Problem:
Retype every line of the data, keeping each word exactly.

Records for the task:
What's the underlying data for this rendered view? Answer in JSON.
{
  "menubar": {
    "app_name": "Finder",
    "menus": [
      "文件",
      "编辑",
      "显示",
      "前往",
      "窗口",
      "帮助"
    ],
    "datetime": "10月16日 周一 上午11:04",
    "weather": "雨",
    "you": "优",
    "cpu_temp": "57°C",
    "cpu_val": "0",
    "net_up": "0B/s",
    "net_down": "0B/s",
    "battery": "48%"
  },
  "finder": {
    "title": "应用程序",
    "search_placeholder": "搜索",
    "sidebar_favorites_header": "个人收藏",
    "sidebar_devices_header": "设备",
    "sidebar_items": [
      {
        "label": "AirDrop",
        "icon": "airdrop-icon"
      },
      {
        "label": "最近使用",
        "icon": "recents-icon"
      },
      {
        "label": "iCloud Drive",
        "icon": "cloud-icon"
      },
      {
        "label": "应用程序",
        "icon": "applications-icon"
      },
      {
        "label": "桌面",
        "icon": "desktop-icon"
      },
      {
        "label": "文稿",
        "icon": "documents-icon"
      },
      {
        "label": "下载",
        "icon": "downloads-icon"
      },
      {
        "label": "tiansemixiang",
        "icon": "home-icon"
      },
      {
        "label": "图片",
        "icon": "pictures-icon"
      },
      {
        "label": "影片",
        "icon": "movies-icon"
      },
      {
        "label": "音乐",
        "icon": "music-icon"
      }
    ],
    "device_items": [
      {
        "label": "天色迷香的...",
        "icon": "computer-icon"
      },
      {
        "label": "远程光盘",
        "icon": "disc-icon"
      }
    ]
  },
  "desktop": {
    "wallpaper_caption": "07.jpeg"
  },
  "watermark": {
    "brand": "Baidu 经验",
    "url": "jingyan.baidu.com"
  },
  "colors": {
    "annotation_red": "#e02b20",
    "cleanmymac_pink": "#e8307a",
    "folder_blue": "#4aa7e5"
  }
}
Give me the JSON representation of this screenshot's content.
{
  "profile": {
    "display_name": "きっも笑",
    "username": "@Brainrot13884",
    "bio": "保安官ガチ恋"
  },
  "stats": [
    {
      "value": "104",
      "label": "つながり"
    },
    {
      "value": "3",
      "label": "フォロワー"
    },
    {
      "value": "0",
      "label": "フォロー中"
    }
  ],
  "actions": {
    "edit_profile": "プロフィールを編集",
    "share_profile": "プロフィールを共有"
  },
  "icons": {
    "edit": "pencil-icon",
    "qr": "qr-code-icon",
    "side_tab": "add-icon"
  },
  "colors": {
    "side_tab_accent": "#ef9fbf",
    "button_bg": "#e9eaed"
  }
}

Answer area:
What's the underlying data for this rendered view? Answer in JSON.
{
  "menubar": {
    "app_name": "Finder",
    "menus": [
      "文件",
      "编辑",
      "显示",
      "前往",
      "窗口",
      "帮助"
    ],
    "datetime": "10月16日 周一 上午11:04",
    "weather": "雨",
    "you": "优",
    "cpu_temp": "57°C",
    "cpu_val": "0",
    "net_up": "0B/s",
    "net_down": "0B/s",
    "battery": "48%"
  },
  "finder": {
    "title": "应用程序",
    "search_placeholder": "搜索",
    "sidebar_favorites_header": "个人收藏",
    "sidebar_devices_header": "设备",
    "sidebar_items": [
      {
        "label": "AirDrop",
        "icon": "airdrop-icon"
      },
      {
        "label": "最近使用",
        "icon": "recents-icon"
      },
      {
        "label": "iCloud Drive",
        "icon": "cloud-icon"
      },
      {
        "label": "应用程序",
        "icon": "applications-icon"
      },
      {
        "label": "桌面",
        "icon": "desktop-icon"
      },
      {
        "label": "文稿",
        "icon": "documents-icon"
      },
      {
        "label": "下载",
        "icon": "downloads-icon"
      },
      {
        "label": "tiansemixiang",
        "icon": "home-icon"
      },
      {
        "label": "图片",
        "icon": "pictures-icon"
      },
      {
        "label": "影片",
        "icon": "movies-icon"
      },
      {
        "label": "音乐",
        "icon": "music-icon"
      }
    ],
    "device_items": [
      {
        "label": "天色迷香的...",
        "icon": "computer-icon"
      },
      {
        "label": "远程光盘",
        "icon": "disc-icon"
      }
    ]
  },
  "desktop": {
    "wallpaper_caption": "07.jpeg"
  },
  "watermark": {
    "brand": "Baidu 经验",
    "url": "jingyan.baidu.com"
  },
  "colors": {
    "annotation_red": "#e02b20",
    "cleanmymac_pink": "#e8307a",
    "folder_blue": "#4aa7e5"
  }
}
Give me the JSON representation of this screenshot's content.
{
  "profile": {
    "display_name": "きっも笑",
    "username": "@Brainrot13884",
    "bio": "保安官ガチ恋"
  },
  "stats": [
    {
      "value": "104",
      "label": "つながり"
    },
    {
      "value": "3",
      "label": "フォロワー"
    },
    {
      "value": "0",
      "label": "フォロー中"
    }
  ],
  "actions": {
    "edit_profile": "プロフィールを編集",
    "share_profile": "プロフィールを共有"
  },
  "icons": {
    "edit": "pencil-icon",
    "qr": "qr-code-icon",
    "side_tab": "add-icon"
  },
  "colors": {
    "side_tab_accent": "#ef9fbf",
    "button_bg": "#e9eaed"
  }
}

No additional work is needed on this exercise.